* ABOUT THIS EXERCISE
Nothing but the pictures may be left out. Restate the rest of the entries word for word.

Page and application data records
= Beginning of Section =

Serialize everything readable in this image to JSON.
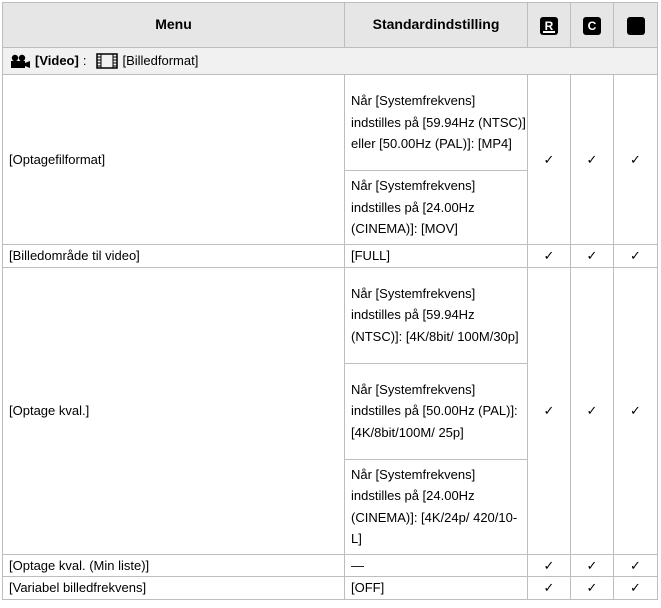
{
  "header": {
    "menu": "Menu",
    "default": "Standardindstilling",
    "col1_icon": "R",
    "col2_icon": "C",
    "col3_icon": ""
  },
  "section": {
    "video": "[Video]",
    "sep": ":",
    "format": "[Billedformat]"
  },
  "rows": {
    "file_format": {
      "menu": "[Optagefilformat]",
      "opt1": "Når [Systemfrekvens] indstilles på [59.94Hz (NTSC)] eller [50.00Hz (PAL)]: [MP4]",
      "opt2": "Når [Systemfrekvens] indstilles på [24.00Hz (CINEMA)]: [MOV]"
    },
    "image_area": {
      "menu": "[Billedområde til video]",
      "default": "[FULL]"
    },
    "rec_quality": {
      "menu": "[Optage kval.]",
      "opt1": "Når [Systemfrekvens] indstilles på [59.94Hz (NTSC)]: [4K/8bit/ 100M/30p]",
      "opt2": "Når [Systemfrekvens] indstilles på [50.00Hz (PAL)]: [4K/8bit/100M/ 25p]",
      "opt3": "Når [Systemfrekvens] indstilles på [24.00Hz (CINEMA)]: [4K/24p/ 420/10-L]"
    },
    "rec_quality_list": {
      "menu": "[Optage kval. (Min liste)]",
      "default": "—"
    },
    "variable_frame": {
      "menu": "[Variabel billedfrekvens]",
      "default": "[OFF]"
    }
  },
  "check": "✓"
}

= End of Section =

* PROBLEM SOLUTION
Serialize everything readable in this image to JSON.
{
  "header": {
    "menu": "Menu",
    "default": "Standardindstilling",
    "col1_icon": "R",
    "col2_icon": "C",
    "col3_icon": ""
  },
  "section": {
    "video": "[Video]",
    "sep": ":",
    "format": "[Billedformat]"
  },
  "rows": {
    "file_format": {
      "menu": "[Optagefilformat]",
      "opt1": "Når [Systemfrekvens] indstilles på [59.94Hz (NTSC)] eller [50.00Hz (PAL)]: [MP4]",
      "opt2": "Når [Systemfrekvens] indstilles på [24.00Hz (CINEMA)]: [MOV]"
    },
    "image_area": {
      "menu": "[Billedområde til video]",
      "default": "[FULL]"
    },
    "rec_quality": {
      "menu": "[Optage kval.]",
      "opt1": "Når [Systemfrekvens] indstilles på [59.94Hz (NTSC)]: [4K/8bit/ 100M/30p]",
      "opt2": "Når [Systemfrekvens] indstilles på [50.00Hz (PAL)]: [4K/8bit/100M/ 25p]",
      "opt3": "Når [Systemfrekvens] indstilles på [24.00Hz (CINEMA)]: [4K/24p/ 420/10-L]"
    },
    "rec_quality_list": {
      "menu": "[Optage kval. (Min liste)]",
      "default": "—"
    },
    "variable_frame": {
      "menu": "[Variabel billedfrekvens]",
      "default": "[OFF]"
    }
  },
  "check": "✓"
}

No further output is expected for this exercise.